Saturday, May 8, 2010

On purple

Not long after we moved into our house, and well after a great deal of garden planning had taken place, I was shocked to learn that my partner hates purple flowers.
How is that possible?
I don't know, but then since I can't bear a great many pink flowers I guess I have to concede the point, especially given that irises, lavender, rosemary, violets and pansies are exempted from the ban. And some purples are really too harsh - metallic, somehow, like that nasty little hebe I pulled out this afternoon.
But it came to light after I had planted the indigenous climber Hardenbergia all along the driveway. (I didn't own up, but luckily the rabbits ate them all and destroyed the evidence.)
Rather more disturbing was the fact that all my life I have wanted a Tibouchina, and was thrilled to find not one but two here when we bought the house.
"They'll have to come out," I was told, in no uncertain terms.

Well, three years later they're still there, hanging on, and instead of trying not to be noticed keep putting on a fabulous show and spreading deep purple petals all over the place, and attracting far too much attention to their purpleness.
No flying under the radar for a Tibouchina. And why would you? Flaunt it, I say.
But for new planting, things can get a little touch and go. After all, the line between blue and purple in the flower world is very fine sometimes. I am occasionally heard to claim: "But it's blue! Honest."
An indigo salvia is, apparently, on the wrong side of the borderline. On the other hand, it turns out bulbs of any kind are also exempt, which is lucky, as I have a weakness for crocuses.

I love a deep purple (iris, say) near bright red (penstemon or salvia, perhaps), or mixed in with a sunshine yellow.
Monty Don claims in The Sensuous Garden that purple "allows other colours to show through more powerfully". Sometimes.
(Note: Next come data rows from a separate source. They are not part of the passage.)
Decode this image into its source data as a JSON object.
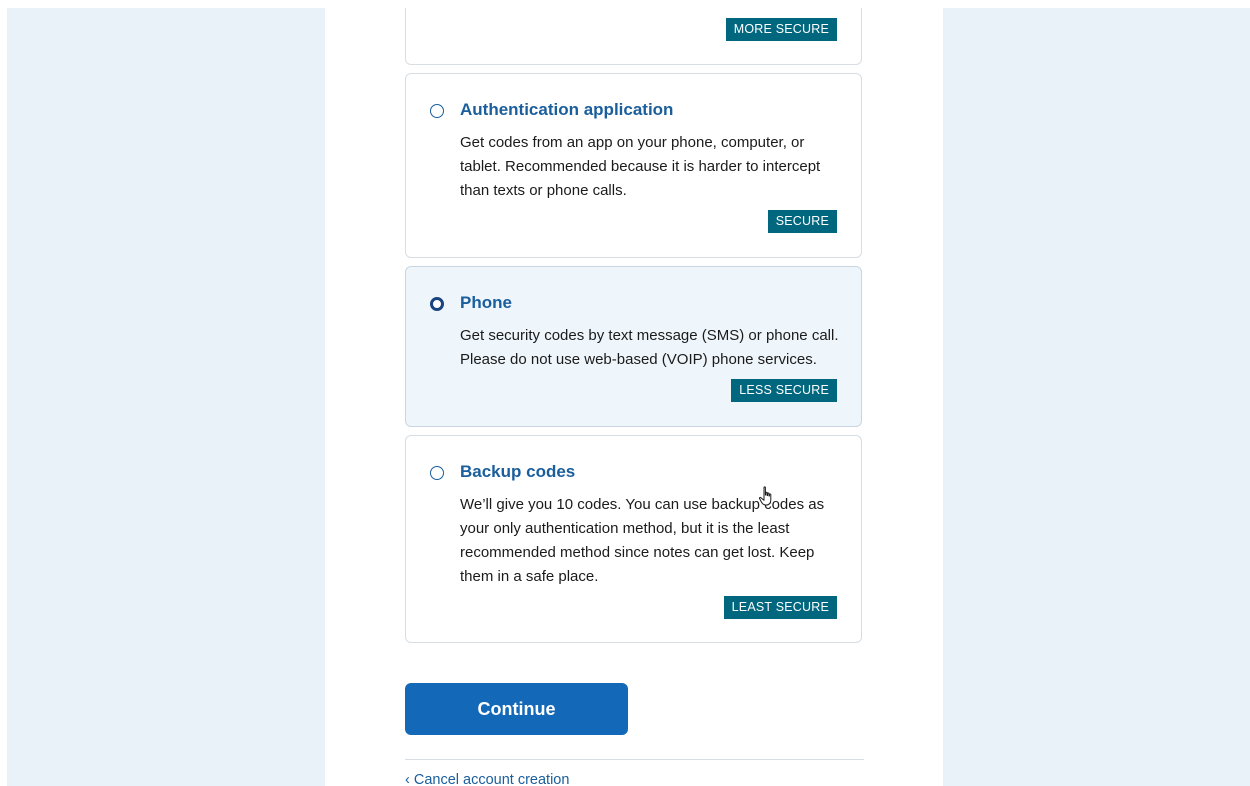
{
  "options": [
    {
      "title": "",
      "description": "",
      "badge": "MORE SECURE",
      "selected": false
    },
    {
      "title": "Authentication application",
      "description": "Get codes from an app on your phone, computer, or tablet. Recommended because it is harder to intercept than texts or phone calls.",
      "badge": "SECURE",
      "selected": false
    },
    {
      "title": "Phone",
      "description": "Get security codes by text message (SMS) or phone call. Please do not use web-based (VOIP) phone services.",
      "badge": "LESS SECURE",
      "selected": true
    },
    {
      "title": "Backup codes",
      "description": "We’ll give you 10 codes. You can use backup codes as your only authentication method, but it is the least recommended method since notes can get lost. Keep them in a safe place.",
      "badge": "LEAST SECURE",
      "selected": false
    }
  ],
  "actions": {
    "continue_label": "Continue",
    "cancel_label": "‹ Cancel account creation"
  },
  "colors": {
    "page_side": "#e9f1f9",
    "primary": "#1468b8",
    "badge": "#00677f",
    "title": "#1a5e9c",
    "selected_card": "#eef6fc"
  },
  "icons": {
    "cursor": "hand-pointer-icon",
    "radio": "radio-circle-icon"
  }
}
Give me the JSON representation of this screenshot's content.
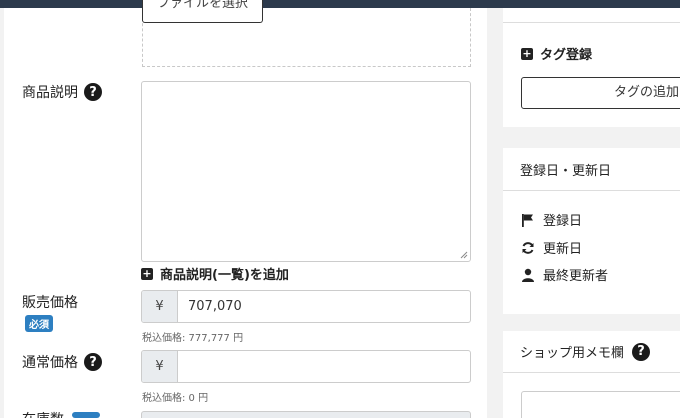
{
  "file_button_label": "ファイルを選択",
  "description": {
    "label": "商品説明",
    "add_list_label": "商品説明(一覧)を追加"
  },
  "sale_price": {
    "label": "販売価格",
    "required_badge": "必須",
    "currency": "¥",
    "value": "707,070",
    "tax_hint": "税込価格: 777,777 円"
  },
  "regular_price": {
    "label": "通常価格",
    "currency": "¥",
    "value": "",
    "tax_hint": "税込価格: 0 円"
  },
  "stock_label": "在庫数",
  "sidebar": {
    "tag": {
      "title": "タグ登録",
      "button_label": "タグの追加"
    },
    "dates": {
      "header": "登録日・更新日",
      "registered_label": "登録日",
      "updated_label": "更新日",
      "last_editor_label": "最終更新者"
    },
    "memo": {
      "header": "ショップ用メモ欄"
    }
  },
  "colors": {
    "topbar": "#2c3a4c",
    "badge": "#2d7fc1",
    "background": "#f2f2f2"
  }
}
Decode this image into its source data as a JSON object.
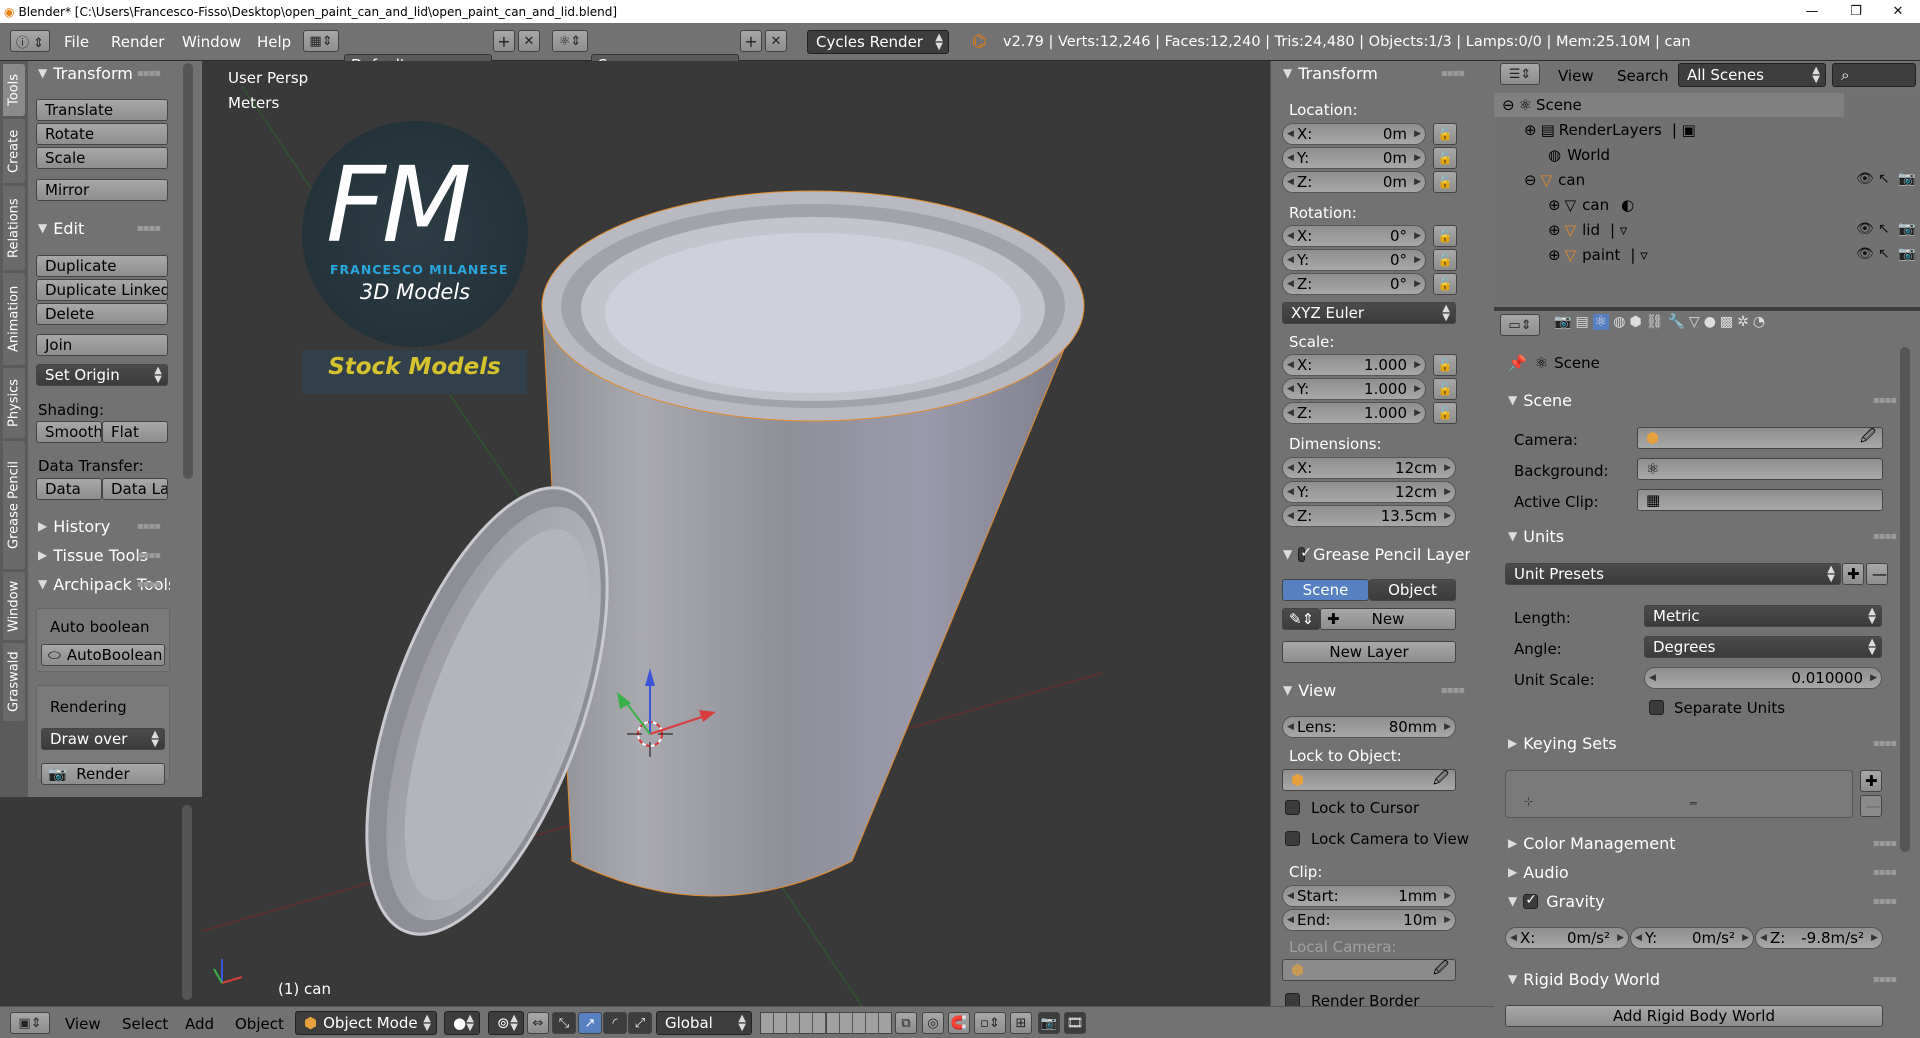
{
  "window": {
    "title": "Blender* [C:\\Users\\Francesco-Fisso\\Desktop\\open_paint_can_and_lid\\open_paint_can_and_lid.blend]"
  },
  "infobar": {
    "menus": [
      "File",
      "Render",
      "Window",
      "Help"
    ],
    "screen_layout": "Default",
    "scene": "Scene",
    "engine": "Cycles Render",
    "stats": "v2.79 | Verts:12,246 | Faces:12,240 | Tris:24,480 | Objects:1/3 | Lamps:0/0 | Mem:25.10M | can"
  },
  "tool_tabs": [
    "Tools",
    "Create",
    "Relations",
    "Animation",
    "Physics",
    "Grease Pencil",
    "Window",
    "Graswald"
  ],
  "tool_shelf": {
    "transform": {
      "title": "Transform",
      "buttons": [
        "Translate",
        "Rotate",
        "Scale",
        "Mirror"
      ]
    },
    "edit": {
      "title": "Edit",
      "buttons": [
        "Duplicate",
        "Duplicate Linked",
        "Delete",
        "Join"
      ],
      "set_origin": "Set Origin",
      "shading_label": "Shading:",
      "smooth": "Smooth",
      "flat": "Flat",
      "data_transfer_label": "Data Transfer:",
      "data": "Data",
      "data_la": "Data La"
    },
    "history": "History",
    "tissue": "Tissue Tools",
    "archipack": {
      "title": "Archipack Tools",
      "auto_boolean_label": "Auto boolean",
      "auto_boolean_btn": "AutoBoolean",
      "rendering_label": "Rendering",
      "draw_over": "Draw over",
      "render": "Render"
    }
  },
  "viewport": {
    "view_name": "User Persp",
    "units": "Meters",
    "object_label": "(1) can",
    "logo": {
      "letters": "FM",
      "name": "FRANCESCO MILANESE",
      "subtitle": "3D Models",
      "stock": "Stock Models"
    }
  },
  "npanel": {
    "transform_title": "Transform",
    "location_label": "Location:",
    "location": [
      {
        "k": "X:",
        "v": "0m"
      },
      {
        "k": "Y:",
        "v": "0m"
      },
      {
        "k": "Z:",
        "v": "0m"
      }
    ],
    "rotation_label": "Rotation:",
    "rotation": [
      {
        "k": "X:",
        "v": "0°"
      },
      {
        "k": "Y:",
        "v": "0°"
      },
      {
        "k": "Z:",
        "v": "0°"
      }
    ],
    "rotation_mode": "XYZ Euler",
    "scale_label": "Scale:",
    "scale": [
      {
        "k": "X:",
        "v": "1.000"
      },
      {
        "k": "Y:",
        "v": "1.000"
      },
      {
        "k": "Z:",
        "v": "1.000"
      }
    ],
    "dimensions_label": "Dimensions:",
    "dimensions": [
      {
        "k": "X:",
        "v": "12cm"
      },
      {
        "k": "Y:",
        "v": "12cm"
      },
      {
        "k": "Z:",
        "v": "13.5cm"
      }
    ],
    "gp_title": "Grease Pencil Layer",
    "gp_scene": "Scene",
    "gp_object": "Object",
    "gp_new": "New",
    "gp_new_layer": "New Layer",
    "view_title": "View",
    "lens": {
      "k": "Lens:",
      "v": "80mm"
    },
    "lock_to_object": "Lock to Object:",
    "lock_to_cursor": "Lock to Cursor",
    "lock_camera": "Lock Camera to View",
    "clip_label": "Clip:",
    "clip_start": {
      "k": "Start:",
      "v": "1mm"
    },
    "clip_end": {
      "k": "End:",
      "v": "10m"
    },
    "local_camera": "Local Camera:",
    "render_border": "Render Border"
  },
  "outliner": {
    "menus": [
      "View",
      "Search"
    ],
    "filter": "All Scenes",
    "items": [
      {
        "name": "Scene",
        "depth": 0
      },
      {
        "name": "RenderLayers",
        "depth": 1
      },
      {
        "name": "World",
        "depth": 1
      },
      {
        "name": "can",
        "depth": 1
      },
      {
        "name": "can",
        "depth": 2
      },
      {
        "name": "lid",
        "depth": 2
      },
      {
        "name": "paint",
        "depth": 2
      }
    ]
  },
  "properties": {
    "breadcrumb": "Scene",
    "scene_title": "Scene",
    "camera_label": "Camera:",
    "background_label": "Background:",
    "active_clip_label": "Active Clip:",
    "units_title": "Units",
    "unit_presets": "Unit Presets",
    "length_label": "Length:",
    "length": "Metric",
    "angle_label": "Angle:",
    "angle": "Degrees",
    "unit_scale_label": "Unit Scale:",
    "unit_scale": "0.010000",
    "separate_units": "Separate Units",
    "keying_sets": "Keying Sets",
    "color_management": "Color Management",
    "audio": "Audio",
    "gravity_title": "Gravity",
    "gravity": [
      {
        "k": "X:",
        "v": "0m/s²"
      },
      {
        "k": "Y:",
        "v": "0m/s²"
      },
      {
        "k": "Z:",
        "v": "-9.8m/s²"
      }
    ],
    "rigid_body_world": "Rigid Body World",
    "add_rigid_body_world": "Add Rigid Body World"
  },
  "bottombar": {
    "menus": [
      "View",
      "Select",
      "Add",
      "Object"
    ],
    "mode": "Object Mode",
    "orientation": "Global"
  }
}
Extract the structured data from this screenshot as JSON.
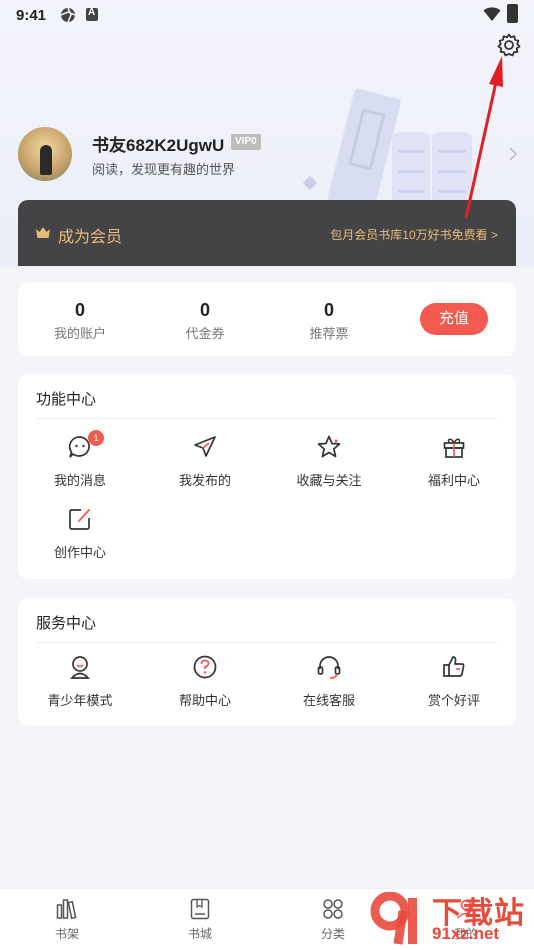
{
  "status_bar": {
    "time": "9:41"
  },
  "profile": {
    "username": "书友682K2UgwU",
    "vip_level": "VIP0",
    "tagline": "阅读，发现更有趣的世界"
  },
  "vip_banner": {
    "title": "成为会员",
    "promo": "包月会员书库10万好书免费看 >"
  },
  "wallet": {
    "stats": [
      {
        "value": "0",
        "label": "我的账户"
      },
      {
        "value": "0",
        "label": "代金券"
      },
      {
        "value": "0",
        "label": "推荐票"
      }
    ],
    "recharge_label": "充值"
  },
  "function_center": {
    "title": "功能中心",
    "items": [
      {
        "label": "我的消息",
        "icon": "message-icon",
        "badge": "1"
      },
      {
        "label": "我发布的",
        "icon": "send-icon"
      },
      {
        "label": "收藏与关注",
        "icon": "star-icon"
      },
      {
        "label": "福利中心",
        "icon": "gift-icon"
      },
      {
        "label": "创作中心",
        "icon": "edit-icon"
      }
    ]
  },
  "service_center": {
    "title": "服务中心",
    "items": [
      {
        "label": "青少年模式",
        "icon": "teen-icon"
      },
      {
        "label": "帮助中心",
        "icon": "help-icon"
      },
      {
        "label": "在线客服",
        "icon": "headset-icon"
      },
      {
        "label": "赏个好评",
        "icon": "thumbs-up-icon"
      }
    ]
  },
  "bottom_nav": [
    {
      "label": "书架",
      "icon": "bookshelf-icon"
    },
    {
      "label": "书城",
      "icon": "bookstore-icon"
    },
    {
      "label": "分类",
      "icon": "category-icon"
    },
    {
      "label": "我的",
      "icon": "profile-icon"
    }
  ],
  "watermark": {
    "title": "下载站",
    "url": "91xz.net"
  },
  "colors": {
    "accent": "#f25a50",
    "gold": "#e8bb7a",
    "banner": "#444446",
    "arrow": "#e01e24"
  }
}
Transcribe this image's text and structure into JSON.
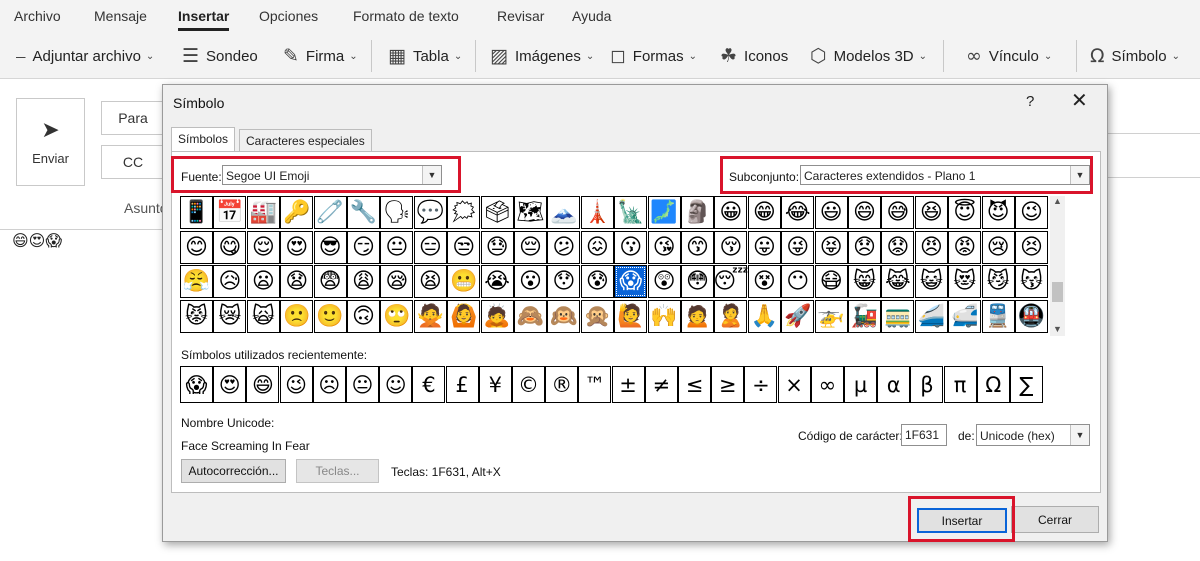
{
  "ribbon": {
    "tabs": [
      {
        "label": "Archivo"
      },
      {
        "label": "Mensaje"
      },
      {
        "label": "Insertar"
      },
      {
        "label": "Opciones"
      },
      {
        "label": "Formato de texto"
      },
      {
        "label": "Revisar"
      },
      {
        "label": "Ayuda"
      }
    ],
    "active_tab": "Insertar",
    "commands": [
      {
        "label": "Adjuntar archivo",
        "icon": "paperclip-icon",
        "glyph": "⎯"
      },
      {
        "label": "Sondeo",
        "icon": "poll-icon",
        "glyph": "☰"
      },
      {
        "label": "Firma",
        "icon": "signature-icon",
        "glyph": "✎"
      },
      {
        "label": "Tabla",
        "icon": "table-icon",
        "glyph": "▦"
      },
      {
        "label": "Imágenes",
        "icon": "pictures-icon",
        "glyph": "▨"
      },
      {
        "label": "Formas",
        "icon": "shapes-icon",
        "glyph": "◻"
      },
      {
        "label": "Iconos",
        "icon": "icons-icon",
        "glyph": "☘"
      },
      {
        "label": "Modelos 3D",
        "icon": "cube-icon",
        "glyph": "⬡"
      },
      {
        "label": "Vínculo",
        "icon": "link-icon",
        "glyph": "∞"
      },
      {
        "label": "Símbolo",
        "icon": "omega-icon",
        "glyph": "Ω"
      }
    ]
  },
  "mail": {
    "send_label": "Enviar",
    "to_label": "Para",
    "cc_label": "CC",
    "subject_label": "Asunto",
    "body_emojis": "😄😍😱"
  },
  "dialog": {
    "title": "Símbolo",
    "help": "?",
    "close": "✕",
    "tabs": [
      {
        "label": "Símbolos"
      },
      {
        "label": "Caracteres especiales"
      }
    ],
    "font_label": "Fuente:",
    "font_value": "Segoe UI Emoji",
    "subset_label": "Subconjunto:",
    "subset_value": "Caracteres extendidos - Plano 1",
    "symbol_rows": [
      [
        "📱",
        "📅",
        "🏭",
        "🔑",
        "🧷",
        "🔧",
        "🗣",
        "💬",
        "🗯",
        "🗳",
        "🗺",
        "🗻",
        "🗼",
        "🗽",
        "🗾",
        "🗿",
        "😀",
        "😁",
        "😂",
        "😃",
        "😄",
        "😅",
        "😆",
        "😇",
        "😈",
        "😉"
      ],
      [
        "😊",
        "😋",
        "😌",
        "😍",
        "😎",
        "😏",
        "😐",
        "😑",
        "😒",
        "😓",
        "😔",
        "😕",
        "😖",
        "😗",
        "😘",
        "😙",
        "😚",
        "😛",
        "😜",
        "😝",
        "😞",
        "😟",
        "😠",
        "😡",
        "😢",
        "😣"
      ],
      [
        "😤",
        "😥",
        "😦",
        "😧",
        "😨",
        "😩",
        "😪",
        "😫",
        "😬",
        "😭",
        "😮",
        "😯",
        "😰",
        "😱",
        "😲",
        "😳",
        "😴",
        "😵",
        "😶",
        "😷",
        "😸",
        "😹",
        "😺",
        "😻",
        "😼",
        "😽"
      ],
      [
        "😾",
        "😿",
        "🙀",
        "🙁",
        "🙂",
        "🙃",
        "🙄",
        "🙅",
        "🙆",
        "🙇",
        "🙈",
        "🙉",
        "🙊",
        "🙋",
        "🙌",
        "🙍",
        "🙎",
        "🙏",
        "🚀",
        "🚁",
        "🚂",
        "🚃",
        "🚄",
        "🚅",
        "🚆",
        "🚇"
      ]
    ],
    "selected_symbol": "😱",
    "recent_label": "Símbolos utilizados recientemente:",
    "recent_symbols": [
      "😱",
      "😍",
      "😄",
      "😉",
      "☹",
      "😐",
      "☺",
      "€",
      "£",
      "¥",
      "©",
      "®",
      "™",
      "±",
      "≠",
      "≤",
      "≥",
      "÷",
      "×",
      "∞",
      "µ",
      "α",
      "β",
      "π",
      "Ω",
      "∑"
    ],
    "unicode_name_label": "Nombre Unicode:",
    "unicode_name_value": "Face Screaming In Fear",
    "char_code_label": "Código de carácter:",
    "char_code_value": "1F631",
    "from_label": "de:",
    "from_value": "Unicode (hex)",
    "autocorrect_label": "Autocorrección...",
    "keys_button_label": "Teclas...",
    "shortcut_text": "Teclas: 1F631, Alt+X",
    "insert_label": "Insertar",
    "cancel_label": "Cerrar"
  },
  "colors": {
    "highlight": "#d9142b",
    "selection": "#0a64d8"
  }
}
On the other hand, in Peaceful Gardens, Stephanie Donaldson recommends a mixture of blue, purple, white and pink to create a relaxing, soothing palette.
I often find the purples in indigenous plants (besides the odd emu bush) to be a rich, deep bluey-purple, or a soft mauve (Westringia), which work beautifully with the blue-grey of the eucalypts in a bush backyard.
The Westringia seems to go unnoticed by the Purple Planting Monitor.
For now.